#### YOUR ASSIGNMENT:
Write out the entries exactly, pictures excluded.

#### DATA SHOWN:

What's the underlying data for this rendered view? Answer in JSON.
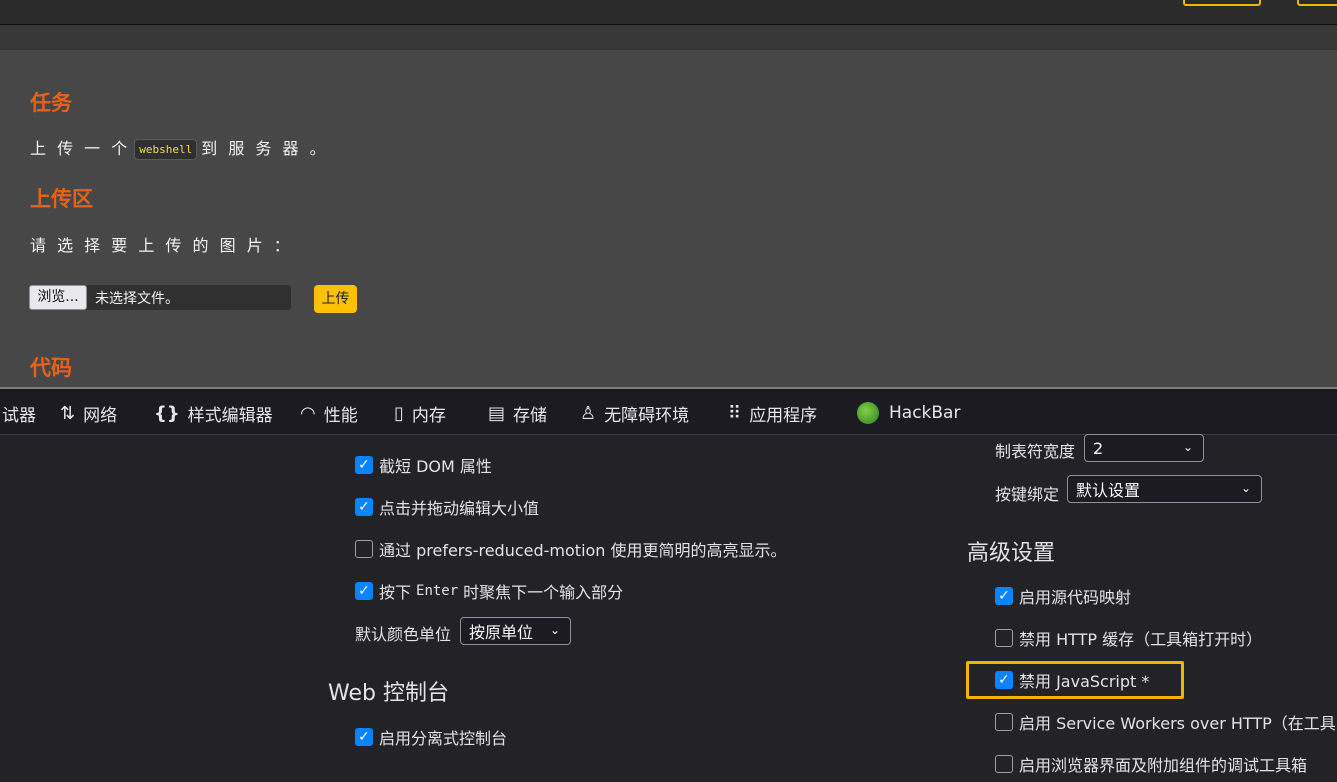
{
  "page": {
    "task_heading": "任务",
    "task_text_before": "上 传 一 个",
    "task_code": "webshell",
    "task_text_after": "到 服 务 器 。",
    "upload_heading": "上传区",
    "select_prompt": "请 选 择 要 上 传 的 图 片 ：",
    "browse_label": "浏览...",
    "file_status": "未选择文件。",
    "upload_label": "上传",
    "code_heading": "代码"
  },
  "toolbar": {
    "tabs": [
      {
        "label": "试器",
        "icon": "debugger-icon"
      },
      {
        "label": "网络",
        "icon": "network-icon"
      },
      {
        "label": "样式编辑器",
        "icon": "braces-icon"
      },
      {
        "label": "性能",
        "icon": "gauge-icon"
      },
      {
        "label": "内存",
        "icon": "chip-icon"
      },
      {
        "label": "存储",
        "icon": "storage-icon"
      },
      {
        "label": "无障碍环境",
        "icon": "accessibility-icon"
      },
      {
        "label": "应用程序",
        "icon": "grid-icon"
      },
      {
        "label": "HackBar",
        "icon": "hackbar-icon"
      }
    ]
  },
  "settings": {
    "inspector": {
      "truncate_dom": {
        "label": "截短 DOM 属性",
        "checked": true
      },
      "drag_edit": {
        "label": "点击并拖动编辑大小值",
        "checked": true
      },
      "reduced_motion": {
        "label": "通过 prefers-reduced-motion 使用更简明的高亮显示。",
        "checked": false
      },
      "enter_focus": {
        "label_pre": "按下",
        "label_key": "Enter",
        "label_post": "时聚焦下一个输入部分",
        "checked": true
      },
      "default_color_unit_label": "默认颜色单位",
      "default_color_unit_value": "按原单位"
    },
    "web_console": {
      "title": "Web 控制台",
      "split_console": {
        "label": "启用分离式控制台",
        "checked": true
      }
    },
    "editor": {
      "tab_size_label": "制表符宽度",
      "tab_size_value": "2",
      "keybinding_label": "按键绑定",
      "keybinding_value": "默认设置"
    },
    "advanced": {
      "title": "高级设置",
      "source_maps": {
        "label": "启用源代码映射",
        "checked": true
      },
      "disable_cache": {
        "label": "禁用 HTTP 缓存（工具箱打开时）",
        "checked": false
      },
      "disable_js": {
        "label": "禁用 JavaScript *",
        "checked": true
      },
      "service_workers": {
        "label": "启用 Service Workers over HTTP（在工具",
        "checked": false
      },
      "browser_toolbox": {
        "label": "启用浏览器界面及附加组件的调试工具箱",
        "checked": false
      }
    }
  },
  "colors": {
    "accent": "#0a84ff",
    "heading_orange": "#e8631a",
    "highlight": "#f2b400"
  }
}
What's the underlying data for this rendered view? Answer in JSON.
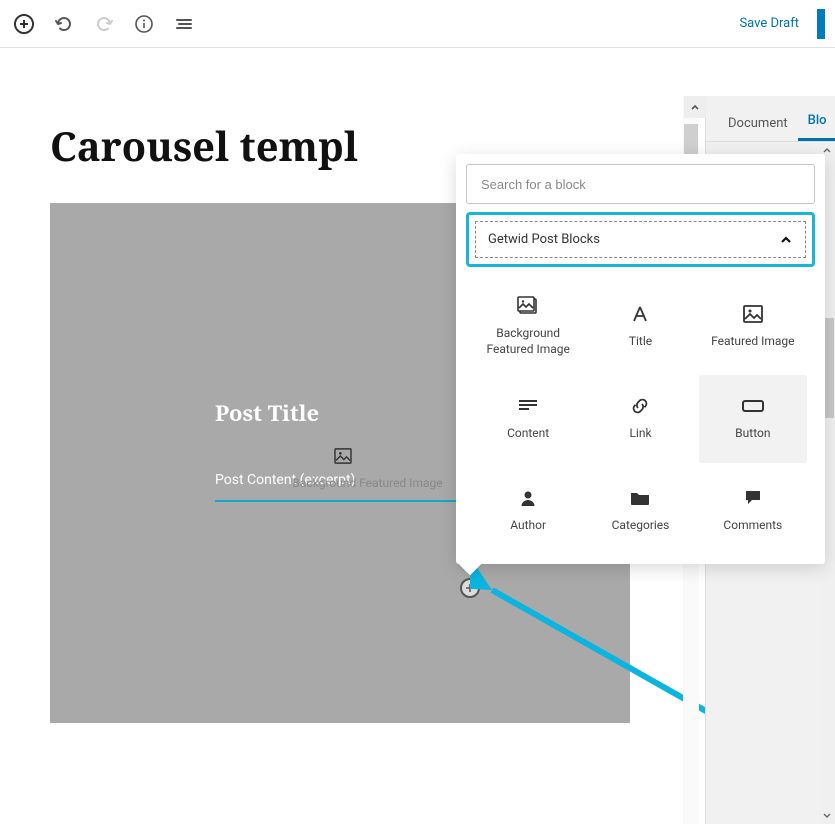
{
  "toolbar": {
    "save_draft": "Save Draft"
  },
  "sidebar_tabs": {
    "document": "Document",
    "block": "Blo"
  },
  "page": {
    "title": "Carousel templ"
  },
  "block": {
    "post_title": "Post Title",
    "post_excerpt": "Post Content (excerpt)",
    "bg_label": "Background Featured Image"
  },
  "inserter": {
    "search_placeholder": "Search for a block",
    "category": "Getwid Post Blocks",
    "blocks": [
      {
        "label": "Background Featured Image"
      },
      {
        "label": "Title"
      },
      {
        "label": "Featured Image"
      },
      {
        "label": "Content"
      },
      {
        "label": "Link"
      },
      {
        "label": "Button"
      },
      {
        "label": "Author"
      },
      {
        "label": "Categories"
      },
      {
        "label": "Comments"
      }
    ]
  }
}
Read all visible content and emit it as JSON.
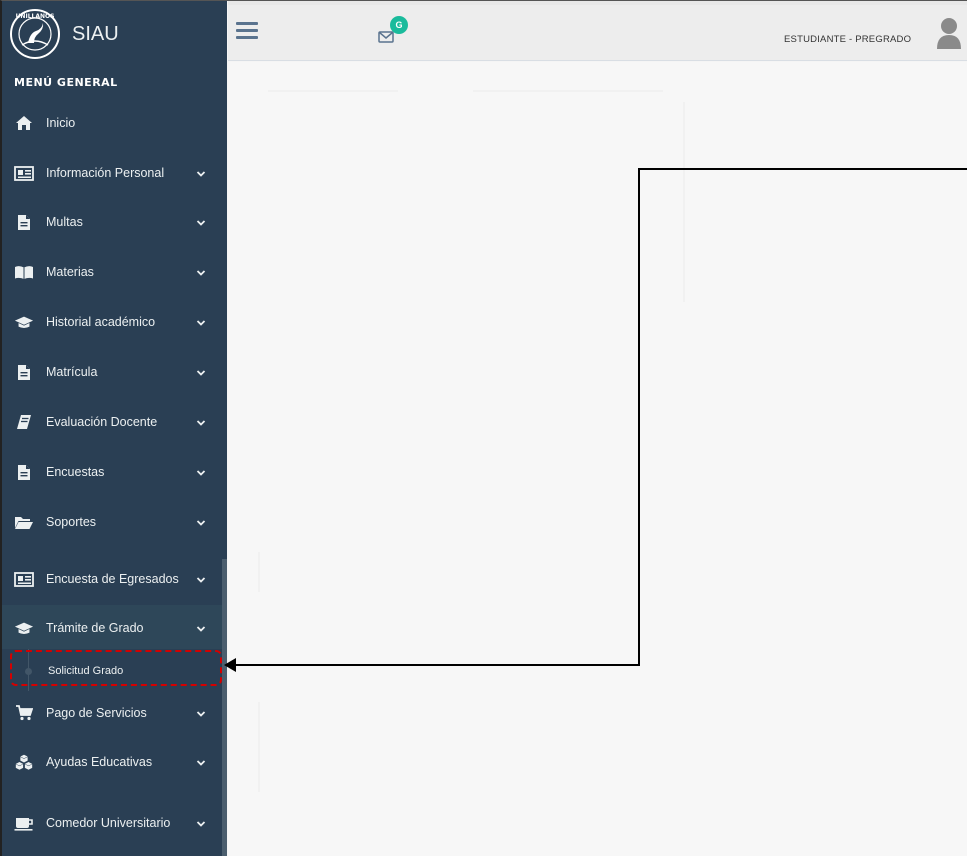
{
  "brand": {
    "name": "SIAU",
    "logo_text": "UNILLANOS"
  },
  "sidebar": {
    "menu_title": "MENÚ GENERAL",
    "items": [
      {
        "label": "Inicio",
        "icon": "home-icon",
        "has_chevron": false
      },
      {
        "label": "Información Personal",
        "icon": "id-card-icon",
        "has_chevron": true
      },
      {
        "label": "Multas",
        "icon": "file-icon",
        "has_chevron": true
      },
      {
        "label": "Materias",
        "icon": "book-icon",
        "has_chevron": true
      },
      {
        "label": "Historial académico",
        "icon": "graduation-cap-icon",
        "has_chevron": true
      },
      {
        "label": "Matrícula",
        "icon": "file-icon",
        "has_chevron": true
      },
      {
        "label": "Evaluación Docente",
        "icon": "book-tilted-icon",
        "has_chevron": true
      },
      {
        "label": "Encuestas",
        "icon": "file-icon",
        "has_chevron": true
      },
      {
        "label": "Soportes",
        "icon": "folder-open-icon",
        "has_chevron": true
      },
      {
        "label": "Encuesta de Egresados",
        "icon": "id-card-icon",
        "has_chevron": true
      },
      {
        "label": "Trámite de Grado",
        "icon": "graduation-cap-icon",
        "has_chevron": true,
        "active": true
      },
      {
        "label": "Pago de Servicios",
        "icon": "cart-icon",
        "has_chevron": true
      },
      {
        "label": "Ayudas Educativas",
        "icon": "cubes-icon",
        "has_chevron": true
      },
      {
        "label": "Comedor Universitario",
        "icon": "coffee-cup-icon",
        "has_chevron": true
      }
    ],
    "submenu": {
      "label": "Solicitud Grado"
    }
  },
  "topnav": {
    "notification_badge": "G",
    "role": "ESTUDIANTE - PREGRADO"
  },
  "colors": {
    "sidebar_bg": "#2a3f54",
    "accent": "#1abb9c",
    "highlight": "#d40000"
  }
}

#### SOLUTION BELOW:
What's the underlying data for this rendered view? Answer in JSON.
{
  "page": {
    "task_heading": "任务",
    "task_text_before": "上 传 一 个",
    "task_code": "webshell",
    "task_text_after": "到 服 务 器 。",
    "upload_heading": "上传区",
    "select_prompt": "请 选 择 要 上 传 的 图 片 ：",
    "browse_label": "浏览...",
    "file_status": "未选择文件。",
    "upload_label": "上传",
    "code_heading": "代码"
  },
  "toolbar": {
    "tabs": [
      {
        "label": "试器",
        "icon": "debugger-icon"
      },
      {
        "label": "网络",
        "icon": "network-icon"
      },
      {
        "label": "样式编辑器",
        "icon": "braces-icon"
      },
      {
        "label": "性能",
        "icon": "gauge-icon"
      },
      {
        "label": "内存",
        "icon": "chip-icon"
      },
      {
        "label": "存储",
        "icon": "storage-icon"
      },
      {
        "label": "无障碍环境",
        "icon": "accessibility-icon"
      },
      {
        "label": "应用程序",
        "icon": "grid-icon"
      },
      {
        "label": "HackBar",
        "icon": "hackbar-icon"
      }
    ]
  },
  "settings": {
    "inspector": {
      "truncate_dom": {
        "label": "截短 DOM 属性",
        "checked": true
      },
      "drag_edit": {
        "label": "点击并拖动编辑大小值",
        "checked": true
      },
      "reduced_motion": {
        "label": "通过 prefers-reduced-motion 使用更简明的高亮显示。",
        "checked": false
      },
      "enter_focus": {
        "label_pre": "按下",
        "label_key": "Enter",
        "label_post": "时聚焦下一个输入部分",
        "checked": true
      },
      "default_color_unit_label": "默认颜色单位",
      "default_color_unit_value": "按原单位"
    },
    "web_console": {
      "title": "Web 控制台",
      "split_console": {
        "label": "启用分离式控制台",
        "checked": true
      }
    },
    "editor": {
      "tab_size_label": "制表符宽度",
      "tab_size_value": "2",
      "keybinding_label": "按键绑定",
      "keybinding_value": "默认设置"
    },
    "advanced": {
      "title": "高级设置",
      "source_maps": {
        "label": "启用源代码映射",
        "checked": true
      },
      "disable_cache": {
        "label": "禁用 HTTP 缓存（工具箱打开时）",
        "checked": false
      },
      "disable_js": {
        "label": "禁用 JavaScript *",
        "checked": true
      },
      "service_workers": {
        "label": "启用 Service Workers over HTTP（在工具",
        "checked": false
      },
      "browser_toolbox": {
        "label": "启用浏览器界面及附加组件的调试工具箱",
        "checked": false
      }
    }
  },
  "colors": {
    "accent": "#0a84ff",
    "heading_orange": "#e8631a",
    "highlight": "#f2b400"
  }
}
What's the underlying data for this rendered view? Answer in JSON.
{
  "toolbar": {
    "save_draft": "Save Draft"
  },
  "sidebar_tabs": {
    "document": "Document",
    "block": "Blo"
  },
  "page": {
    "title": "Carousel templ"
  },
  "block": {
    "post_title": "Post Title",
    "post_excerpt": "Post Content (excerpt)",
    "bg_label": "Background Featured Image"
  },
  "inserter": {
    "search_placeholder": "Search for a block",
    "category": "Getwid Post Blocks",
    "blocks": [
      {
        "label": "Background Featured Image"
      },
      {
        "label": "Title"
      },
      {
        "label": "Featured Image"
      },
      {
        "label": "Content"
      },
      {
        "label": "Link"
      },
      {
        "label": "Button"
      },
      {
        "label": "Author"
      },
      {
        "label": "Categories"
      },
      {
        "label": "Comments"
      }
    ]
  }
}
Read all visible content and emit it as JSON.
{
  "brand": {
    "name": "SIAU",
    "logo_text": "UNILLANOS"
  },
  "sidebar": {
    "menu_title": "MENÚ GENERAL",
    "items": [
      {
        "label": "Inicio",
        "icon": "home-icon",
        "has_chevron": false
      },
      {
        "label": "Información Personal",
        "icon": "id-card-icon",
        "has_chevron": true
      },
      {
        "label": "Multas",
        "icon": "file-icon",
        "has_chevron": true
      },
      {
        "label": "Materias",
        "icon": "book-icon",
        "has_chevron": true
      },
      {
        "label": "Historial académico",
        "icon": "graduation-cap-icon",
        "has_chevron": true
      },
      {
        "label": "Matrícula",
        "icon": "file-icon",
        "has_chevron": true
      },
      {
        "label": "Evaluación Docente",
        "icon": "book-tilted-icon",
        "has_chevron": true
      },
      {
        "label": "Encuestas",
        "icon": "file-icon",
        "has_chevron": true
      },
      {
        "label": "Soportes",
        "icon": "folder-open-icon",
        "has_chevron": true
      },
      {
        "label": "Encuesta de Egresados",
        "icon": "id-card-icon",
        "has_chevron": true
      },
      {
        "label": "Trámite de Grado",
        "icon": "graduation-cap-icon",
        "has_chevron": true,
        "active": true
      },
      {
        "label": "Pago de Servicios",
        "icon": "cart-icon",
        "has_chevron": true
      },
      {
        "label": "Ayudas Educativas",
        "icon": "cubes-icon",
        "has_chevron": true
      },
      {
        "label": "Comedor Universitario",
        "icon": "coffee-cup-icon",
        "has_chevron": true
      }
    ],
    "submenu": {
      "label": "Solicitud Grado"
    }
  },
  "topnav": {
    "notification_badge": "G",
    "role": "ESTUDIANTE - PREGRADO"
  },
  "colors": {
    "sidebar_bg": "#2a3f54",
    "accent": "#1abb9c",
    "highlight": "#d40000"
  }
}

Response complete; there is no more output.